Active/Adventure: Places: Surfing in Peru
Surfing in Peru
Indagare member, Bettina Cisneros, recently returned from a four-day trip with her family to the Mancora Marina Hotel on the northeast coast of Peru before heading off to Cusco and Macchu Pichu. Here are her thoughts:
“Mancora Marina Hotel, which overlooks the water, is very contemporary with minimally-styled but comfortable guestrooms. From what I saw, it is the nicest property in the area, but it’s all relative. While new, the hotel is already showing some wear and tear.
“We are a surfing family so the hotel’s location (about a ten-minute walk from the town and surfing area) was ideal for us. We enjoyed being within walking distance to the surf rentals and lessons area, without staying in an overly-crowded area. The beach is nice but does not have the pristine white sands that one might expect. (These can be found further down in the Los Pocitos area).

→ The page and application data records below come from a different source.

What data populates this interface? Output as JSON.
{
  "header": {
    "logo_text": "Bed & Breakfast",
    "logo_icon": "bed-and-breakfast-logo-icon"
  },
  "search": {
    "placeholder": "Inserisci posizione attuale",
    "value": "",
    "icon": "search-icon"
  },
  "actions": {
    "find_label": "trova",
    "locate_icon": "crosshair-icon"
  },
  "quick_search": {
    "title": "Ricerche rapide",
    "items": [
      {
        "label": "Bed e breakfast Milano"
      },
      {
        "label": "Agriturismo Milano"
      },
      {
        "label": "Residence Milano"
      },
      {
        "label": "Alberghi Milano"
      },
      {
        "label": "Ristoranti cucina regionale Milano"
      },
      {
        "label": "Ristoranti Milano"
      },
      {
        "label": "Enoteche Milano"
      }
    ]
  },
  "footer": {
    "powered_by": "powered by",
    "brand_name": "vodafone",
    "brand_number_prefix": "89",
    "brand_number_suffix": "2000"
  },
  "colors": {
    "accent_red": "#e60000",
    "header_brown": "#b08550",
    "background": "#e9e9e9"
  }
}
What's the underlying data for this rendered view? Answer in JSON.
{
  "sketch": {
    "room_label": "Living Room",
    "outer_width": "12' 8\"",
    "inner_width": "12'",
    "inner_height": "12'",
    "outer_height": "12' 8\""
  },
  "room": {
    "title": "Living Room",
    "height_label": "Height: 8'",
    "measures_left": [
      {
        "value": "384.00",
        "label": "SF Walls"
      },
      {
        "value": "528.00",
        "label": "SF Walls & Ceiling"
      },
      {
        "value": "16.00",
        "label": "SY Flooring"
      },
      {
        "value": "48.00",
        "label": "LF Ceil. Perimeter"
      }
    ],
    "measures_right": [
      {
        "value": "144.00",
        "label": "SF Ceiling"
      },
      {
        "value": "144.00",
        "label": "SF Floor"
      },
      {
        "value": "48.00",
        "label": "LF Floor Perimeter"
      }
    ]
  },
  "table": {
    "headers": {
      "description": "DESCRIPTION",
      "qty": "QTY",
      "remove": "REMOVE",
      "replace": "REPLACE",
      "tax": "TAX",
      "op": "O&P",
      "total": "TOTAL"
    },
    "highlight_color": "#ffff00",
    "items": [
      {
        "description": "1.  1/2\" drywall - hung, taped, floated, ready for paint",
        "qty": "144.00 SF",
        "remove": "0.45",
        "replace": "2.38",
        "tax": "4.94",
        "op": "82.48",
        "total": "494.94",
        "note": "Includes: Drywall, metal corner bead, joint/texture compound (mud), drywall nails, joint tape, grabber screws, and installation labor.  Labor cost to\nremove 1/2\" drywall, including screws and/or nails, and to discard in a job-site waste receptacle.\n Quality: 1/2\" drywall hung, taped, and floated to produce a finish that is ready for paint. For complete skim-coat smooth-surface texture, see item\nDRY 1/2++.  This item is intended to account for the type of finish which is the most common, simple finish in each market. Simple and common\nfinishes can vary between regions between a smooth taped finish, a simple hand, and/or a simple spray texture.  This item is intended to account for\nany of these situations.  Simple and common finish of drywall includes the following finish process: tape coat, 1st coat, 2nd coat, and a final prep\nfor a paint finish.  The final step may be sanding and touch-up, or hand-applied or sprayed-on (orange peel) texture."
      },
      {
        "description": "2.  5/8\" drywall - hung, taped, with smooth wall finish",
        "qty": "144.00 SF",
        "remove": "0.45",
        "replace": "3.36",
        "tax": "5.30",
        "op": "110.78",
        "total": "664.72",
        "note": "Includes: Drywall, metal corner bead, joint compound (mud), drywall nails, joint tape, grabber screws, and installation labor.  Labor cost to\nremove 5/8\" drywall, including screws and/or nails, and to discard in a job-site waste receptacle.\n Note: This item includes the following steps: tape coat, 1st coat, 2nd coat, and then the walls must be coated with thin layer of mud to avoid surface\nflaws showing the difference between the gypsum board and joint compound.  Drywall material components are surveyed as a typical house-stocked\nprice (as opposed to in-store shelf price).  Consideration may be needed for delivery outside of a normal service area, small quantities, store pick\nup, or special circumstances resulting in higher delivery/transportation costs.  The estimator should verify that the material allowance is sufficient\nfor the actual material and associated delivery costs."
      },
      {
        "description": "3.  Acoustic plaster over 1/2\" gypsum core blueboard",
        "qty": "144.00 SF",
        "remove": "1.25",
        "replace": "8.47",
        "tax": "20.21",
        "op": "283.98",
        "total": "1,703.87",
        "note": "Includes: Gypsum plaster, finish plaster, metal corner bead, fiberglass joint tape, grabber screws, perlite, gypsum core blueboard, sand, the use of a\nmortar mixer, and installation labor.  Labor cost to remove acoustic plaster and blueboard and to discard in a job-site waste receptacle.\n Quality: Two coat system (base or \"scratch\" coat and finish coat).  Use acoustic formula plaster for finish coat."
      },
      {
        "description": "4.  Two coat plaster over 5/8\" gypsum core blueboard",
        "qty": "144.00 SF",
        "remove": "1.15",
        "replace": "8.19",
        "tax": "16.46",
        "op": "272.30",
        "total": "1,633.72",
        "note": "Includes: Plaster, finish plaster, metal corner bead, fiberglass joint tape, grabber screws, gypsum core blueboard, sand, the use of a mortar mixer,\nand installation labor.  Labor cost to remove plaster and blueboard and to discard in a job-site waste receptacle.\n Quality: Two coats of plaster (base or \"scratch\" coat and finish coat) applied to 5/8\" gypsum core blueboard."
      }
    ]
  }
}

“The food was great and surfing (and kite-surfing) was very accessible. There are wonderful yoga classes available overlooking the beach, and prices are very reasonable. It is definitely still a very simple developing area and might not be for everyone. It reminded me of Tamarindo in Costa Rica 20 years ago, with lots of buildings in development but few finished products. Everything is very easy-going and little rough around the edges.
“A few words of caution: it is not easy or convenient to get to Mancora, so I wouldn’t recommend visiting from the U.S. for less than 5 days. Piura (rather than Tumbes) offers the most flights at the best times, but is a three-hour drive away. Flights between Piura and Cusco require changing planes in Lima, which makes for a long travel day.
“Knowing some Spanish is very helpful in places like this. The hotel has guides that can offer nature tours or tours on the water. We had planned a snorkeling trip at Los Oranges, which is supposed to be another beautiful beach, but it had to be cancelled due to weather conditions.
“A few notes for those visiting Cusco, Macchu Picchu and the Sacred Valley—I recommend families visit the newly opened Chocolate Museum (210 Calle Garcilaso, Cusco, 51 84 24 4765) and take a workshop there. A highlight of the trip for our children was learning about the chocolate-making process and making their own artisanal chocolates, chocolate tea and hot chocolate. We also really enjoyed the one day hike on the Inca trail into Macchu Pichu and the ceviche-making class at the hotel Casa Cartagena (336 Pumacurco, Cartagena, 51 84 224 356). We accidentally booked a tour of Pisac with a shaman, which actually turned out to be really special—he made a tour into a spiritual experience.”
Read Indagare’s destination report on Cusco.
Read Indagare’s destination report on Cartagena.
Read another member’s postcard on a trip to Peru.